When I was in San Francisco earlier this year I’d read, not only a women writer, but also a feminist woman writer – Rebecca Solnit’s book ‘Call Them By Their True Names‘ (American Crises And Essays) – and thoroughly enjoyed it.
So, I am now consciously trying to read as many women writers as I do their male counterparts. With that in mind I recently picked up Rachael Weiss’s memoir about her time in Prague ‘The Thing About Prague’ – printed in 2014. Suddenly waking up to the fact that she was not only still single, but also ‘middle aged’ and having nothing better to do at the time, she decides to pack everything up and move to Prague.
Prague is one of my favourite cities in the world, alongside Paris, so I hoped that in reading Ms Weiss’s book it would bring back some happy memories.
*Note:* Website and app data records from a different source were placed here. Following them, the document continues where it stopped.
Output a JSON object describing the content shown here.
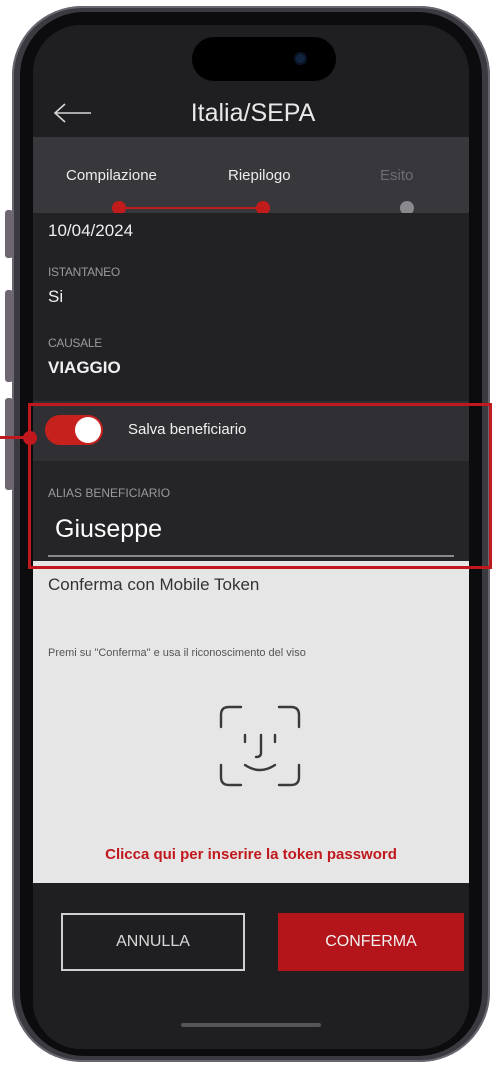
{
  "header": {
    "title": "Italia/SEPA",
    "back_icon": "arrow-left-icon"
  },
  "steps": [
    {
      "label": "Compilazione",
      "state": "done"
    },
    {
      "label": "Riepilogo",
      "state": "active"
    },
    {
      "label": "Esito",
      "state": "pending"
    }
  ],
  "summary": {
    "date": "10/04/2024",
    "instant_label": "ISTANTANEO",
    "instant_value": "Si",
    "reason_label": "CAUSALE",
    "reason_value": "VIAGGIO"
  },
  "save_beneficiary": {
    "label": "Salva beneficiario",
    "enabled": true
  },
  "alias": {
    "label": "ALIAS BENEFICIARIO",
    "value": "Giuseppe"
  },
  "token": {
    "title": "Conferma con Mobile Token",
    "hint": "Premi su \"Conferma\" e usa il riconoscimento del viso",
    "face_icon": "face-id-icon",
    "link": "Clicca qui per inserire la token password"
  },
  "buttons": {
    "cancel": "ANNULLA",
    "confirm": "CONFERMA"
  },
  "colors": {
    "accent": "#c0181d",
    "background": "#1f1f22",
    "panel": "#e6e6e7"
  }
}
It did, kind of, but Rachael was there long term as a resident and owner of an apartment, doing the things that residents do….like living their lives… where as I was simply there doing touristy things for a week.
Rachael’s relationship with Prague was more meaningful in that she became, or tried hard to become, part of the community there. She left her home and her pet cat back in Australia to head for the birthplace of her father, to carve out a new and more satisfying literary lifestyle. Her frustrations with the Czech language and with pedantic Czech bureaucracy comes to the boil, overflows even, numerous times as she battles officialdom – what was left over after 40 years of communist rule – trying to firstly obtain her resident visa and then to sort out the mess made by another bureaucrat who changed her job description….trying to be helpful, but in doing so created a mountain of problems for her.
It’s a nice easy read. The words and sentences flow well. She doesn’t feel the need to impress us by using complicated words that would require a quick dip into the thesaurus. It’s simply a straightforward look at the three year period of her life spent living in Prague….a city that whilst bohemian, historic and magical is anything but straightforward.
Her adventures, or should that be mis-adventures, find her doing jobs that she doesn’t like, for people she would rather avoid, but also inexplicably becomes romantically fixated on (like Leonard who foams at the mouth when excited, and spits when he talks – a real catch!)…saw her somehow leading services in a Jewish synagogue – which was more a case of ‘forgive me lord for I know not what I do’…..find her lost in the woods on a hike with a very unattractive Kyrgyzstani who has cannibalistic fantasies….and she spends lots of time in bars partaking in the traditional Czech pastime of drinking copious amounts of alcohol. All while trying to find the time, and to create the right atmosphere, for writing that all important novel.
But it’s her need for romance, to find Mr Right….or even to spend a night with Mr OK, who’ll do for now, that bring us both laughs and intense frustration. It appears, for Rachael, that the phrase ‘desperate times mean desperate measures’ defines her love life. It never ceases to amaze me how a woman who is obviously intelligent and talented could define her self-worth based on whether she has a man or not.
This is Rachael’s third book. Her second book Me, Myself and Prague (2008) was about her first attempt at living for a year in Prague….armed only with an old 1973 guide book. And her first book Are We There Yet? (2005) is another travelogue about a road trip taken with a girlfriend in a land dominated by couples having fun. I haven’t read either one yet, but intend to. Other than her books, she says that her only other claim to fame is coming fourth in the 1996 New South Wales Scrabble Tournament.
The people at Goodreads currently rate The Thing About Prague at 3.31 out of 5. I’d rate it up nearer 4 out of 5. But then I am a sucker for books about writers struggling to write THE novel. Looking on line, it would appear that since these 3 books are the only ones attributed to Rachael Weiss, she is still to write her novel. I sincerely hope that she hasn’t given up her dream.